_TASK TO COMPLETE_
The reply must repeat the listing below exactly and carry none of its pictures.

_EXTRACTED RECORDS_
◆ ◆ ◆ ◆ ◆ ◆ ◆
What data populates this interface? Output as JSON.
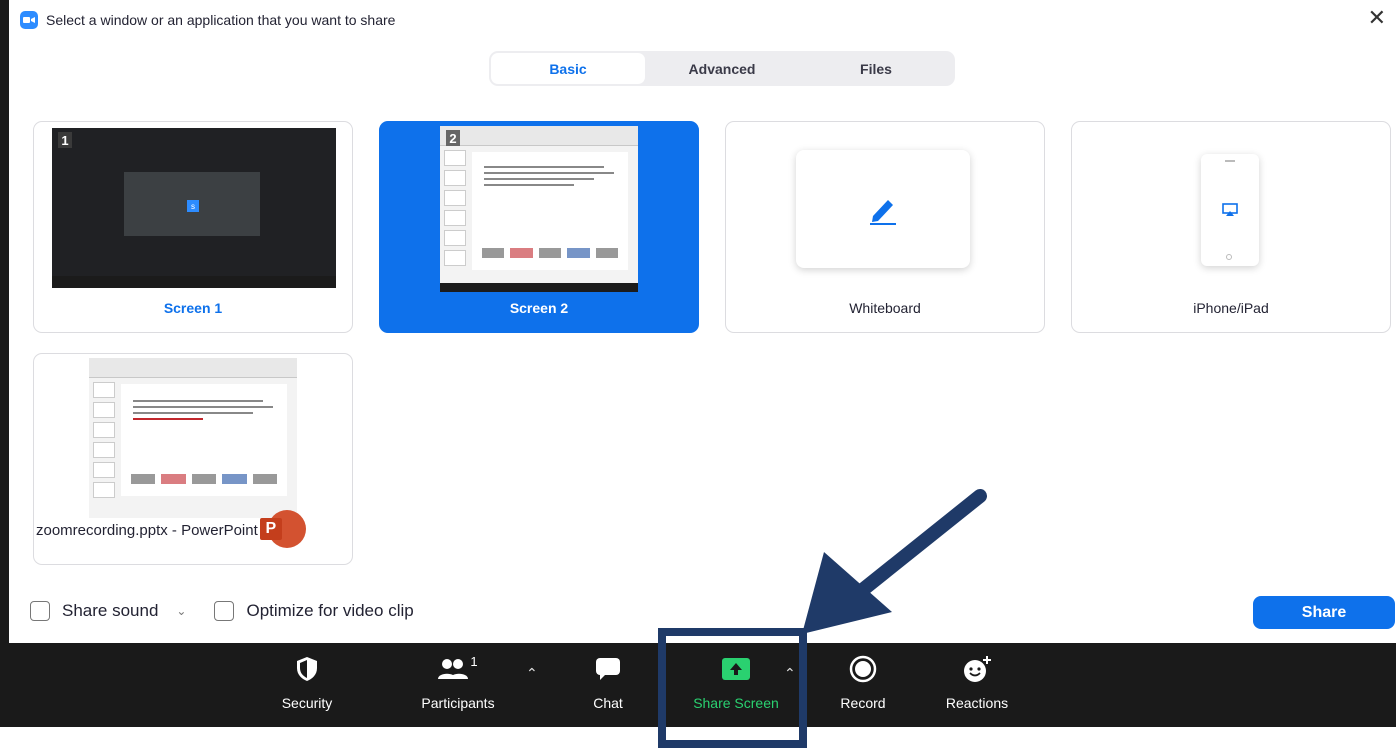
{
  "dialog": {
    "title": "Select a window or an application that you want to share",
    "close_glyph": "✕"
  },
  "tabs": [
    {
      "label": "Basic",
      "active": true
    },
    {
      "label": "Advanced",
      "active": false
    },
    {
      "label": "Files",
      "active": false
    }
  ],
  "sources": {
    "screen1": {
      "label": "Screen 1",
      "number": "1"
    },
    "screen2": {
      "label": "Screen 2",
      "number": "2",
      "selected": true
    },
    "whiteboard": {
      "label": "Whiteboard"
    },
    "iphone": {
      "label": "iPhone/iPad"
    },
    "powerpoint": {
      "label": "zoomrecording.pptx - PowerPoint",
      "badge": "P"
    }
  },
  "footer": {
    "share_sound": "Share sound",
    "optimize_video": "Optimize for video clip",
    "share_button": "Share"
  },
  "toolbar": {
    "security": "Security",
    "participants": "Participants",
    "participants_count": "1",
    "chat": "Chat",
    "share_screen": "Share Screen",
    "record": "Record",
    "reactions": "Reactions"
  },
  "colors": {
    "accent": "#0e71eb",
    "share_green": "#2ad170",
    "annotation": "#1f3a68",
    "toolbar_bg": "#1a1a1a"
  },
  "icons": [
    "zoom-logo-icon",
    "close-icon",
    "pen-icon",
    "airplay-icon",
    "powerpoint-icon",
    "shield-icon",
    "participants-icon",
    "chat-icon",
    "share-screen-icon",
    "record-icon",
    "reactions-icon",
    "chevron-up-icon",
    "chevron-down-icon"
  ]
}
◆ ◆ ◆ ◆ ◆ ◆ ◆
_WRITTEN SOLUTION_
What data populates this interface? Output as JSON.
{
  "dialog": {
    "title": "Select a window or an application that you want to share",
    "close_glyph": "✕"
  },
  "tabs": [
    {
      "label": "Basic",
      "active": true
    },
    {
      "label": "Advanced",
      "active": false
    },
    {
      "label": "Files",
      "active": false
    }
  ],
  "sources": {
    "screen1": {
      "label": "Screen 1",
      "number": "1"
    },
    "screen2": {
      "label": "Screen 2",
      "number": "2",
      "selected": true
    },
    "whiteboard": {
      "label": "Whiteboard"
    },
    "iphone": {
      "label": "iPhone/iPad"
    },
    "powerpoint": {
      "label": "zoomrecording.pptx - PowerPoint",
      "badge": "P"
    }
  },
  "footer": {
    "share_sound": "Share sound",
    "optimize_video": "Optimize for video clip",
    "share_button": "Share"
  },
  "toolbar": {
    "security": "Security",
    "participants": "Participants",
    "participants_count": "1",
    "chat": "Chat",
    "share_screen": "Share Screen",
    "record": "Record",
    "reactions": "Reactions"
  },
  "colors": {
    "accent": "#0e71eb",
    "share_green": "#2ad170",
    "annotation": "#1f3a68",
    "toolbar_bg": "#1a1a1a"
  },
  "icons": [
    "zoom-logo-icon",
    "close-icon",
    "pen-icon",
    "airplay-icon",
    "powerpoint-icon",
    "shield-icon",
    "participants-icon",
    "chat-icon",
    "share-screen-icon",
    "record-icon",
    "reactions-icon",
    "chevron-up-icon",
    "chevron-down-icon"
  ]
}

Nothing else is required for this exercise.